Tried to blog earlier from the hospital (thanks to my spiffy new netbook!), but the IV port in my right hand made that almost impossible. The thumb, index and middle fingers on that hand are still swollen and a little tingly numb, but at least all sharp objects are now removed from my body, which is a good thing, as far as I am concerned!

When I got home, the mailman had brought me several nice things, including the eagerly-awaited skins for my spiffy new netbook, and an even more important letter from the president of my company announcing my promotion effective September 1, 2009!!! So today has been a good day!

Anyway, I am gradually getting used to my new amazon self and working on getting my snarkiness back. I'm sure I'll further improve on both counts as my wounds heal.

Well, I'm officially typed out now and will go rest. I'll post again tomorrow.

Friday, April 17, 2009

Musings on the morning of my mastectomy

Well, my big day is here. Isn't it a beautiful day for a mastectomy? Actually, I am not yet sure whether it is a good or a bad thing that it is so sunny and spring-like outside ...

In any case, the day I have been both waiting for and fearing is here. I'm about to become a true amazon. Didn't get much sleep last night, but that was expected. When I did sleep, however, I dreamt weird stuff. Like I accidentally ate something and they had to cancel my surgery. Is my subconscious trying to tell me something here???

Don't worry, I resisted the subconscious temptation.
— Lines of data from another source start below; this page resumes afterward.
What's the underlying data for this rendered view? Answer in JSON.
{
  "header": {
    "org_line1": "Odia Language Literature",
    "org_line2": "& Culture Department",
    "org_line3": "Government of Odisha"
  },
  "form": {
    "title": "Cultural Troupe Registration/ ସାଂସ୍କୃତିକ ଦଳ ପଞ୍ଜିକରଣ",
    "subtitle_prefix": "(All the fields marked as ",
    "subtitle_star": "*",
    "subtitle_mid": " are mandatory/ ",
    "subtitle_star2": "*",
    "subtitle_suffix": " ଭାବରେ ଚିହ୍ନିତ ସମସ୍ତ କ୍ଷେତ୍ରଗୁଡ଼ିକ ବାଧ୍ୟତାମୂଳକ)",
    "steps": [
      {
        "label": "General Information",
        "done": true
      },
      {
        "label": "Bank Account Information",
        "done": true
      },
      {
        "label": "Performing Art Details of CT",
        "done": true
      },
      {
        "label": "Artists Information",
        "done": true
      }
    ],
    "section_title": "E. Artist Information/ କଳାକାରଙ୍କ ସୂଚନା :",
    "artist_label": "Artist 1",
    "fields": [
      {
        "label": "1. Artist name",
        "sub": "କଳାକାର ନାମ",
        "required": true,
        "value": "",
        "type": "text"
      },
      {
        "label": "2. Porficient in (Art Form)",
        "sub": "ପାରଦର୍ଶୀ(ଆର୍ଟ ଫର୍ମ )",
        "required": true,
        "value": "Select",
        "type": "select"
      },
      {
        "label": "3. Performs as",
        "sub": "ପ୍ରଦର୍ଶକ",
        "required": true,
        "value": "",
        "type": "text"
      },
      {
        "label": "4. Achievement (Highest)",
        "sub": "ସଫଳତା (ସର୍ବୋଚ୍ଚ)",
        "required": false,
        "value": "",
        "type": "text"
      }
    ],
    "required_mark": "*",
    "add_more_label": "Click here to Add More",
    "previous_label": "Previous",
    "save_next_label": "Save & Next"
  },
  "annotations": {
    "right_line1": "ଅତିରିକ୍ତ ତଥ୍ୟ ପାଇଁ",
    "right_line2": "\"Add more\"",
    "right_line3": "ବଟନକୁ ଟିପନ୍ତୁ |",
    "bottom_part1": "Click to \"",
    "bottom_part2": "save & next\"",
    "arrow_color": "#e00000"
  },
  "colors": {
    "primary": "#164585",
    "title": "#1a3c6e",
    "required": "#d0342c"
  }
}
I only ate stuff in my dreams. Took the doggie out for a goodbye walk before K, mom, and I head off for the hospital. Just couldn't bear the sight or smell of food, since I have to fast, obviously.

So, a few last minute preparations, and we'll be off to the surgery to have the deed done. Disease is bad, and what is diseased has to go. It's the *only* way forward... But I tell you, it ain't easy. So I'll go now, try to rally my inner lipstick together with the inner amazon -- to try and match the outer amazon I'm about to become.

Thanks for all the prayers, good thoughts, etc. you've been sending my way. Please keep sending them, as I need them right now as my old life is about to end and my new life as an amazon is about to start!!!

Thursday, April 16, 2009

Dear family, friends, colleagues, and other supporters,

I am starting this blog to give all those of you who have been showing me such tremendous support throughout my fight with triple negative breast cancer an easy way of finding out what I am up to.

There have been many ups and downs since I was first diagnosed with this strange disease, triple negative breast cancer (TNBC) on March 11, 2009. However, I want you to know that throughout this ordeal, it has been so wonderful to have so many loving and supportive people around me that have made the process much more bearable than it might have otherwise been. Thank you SO much for that. I truly appreciate all your love, support, and the many kindnesses you have shown me.

Since I might get a bit tired of updating all of you, some have suggested that I start blogging as a way of communicating with all those who are thinking of me and would like to know how I am doing. So I'm giving blogging a try.

Thanks for being a part of my life -- and thanks for checking in to find out how I am doing. Keep in mind, though, that this blog is a work in progress, much like the rest of my life. So it might evolve a bit as time goes by...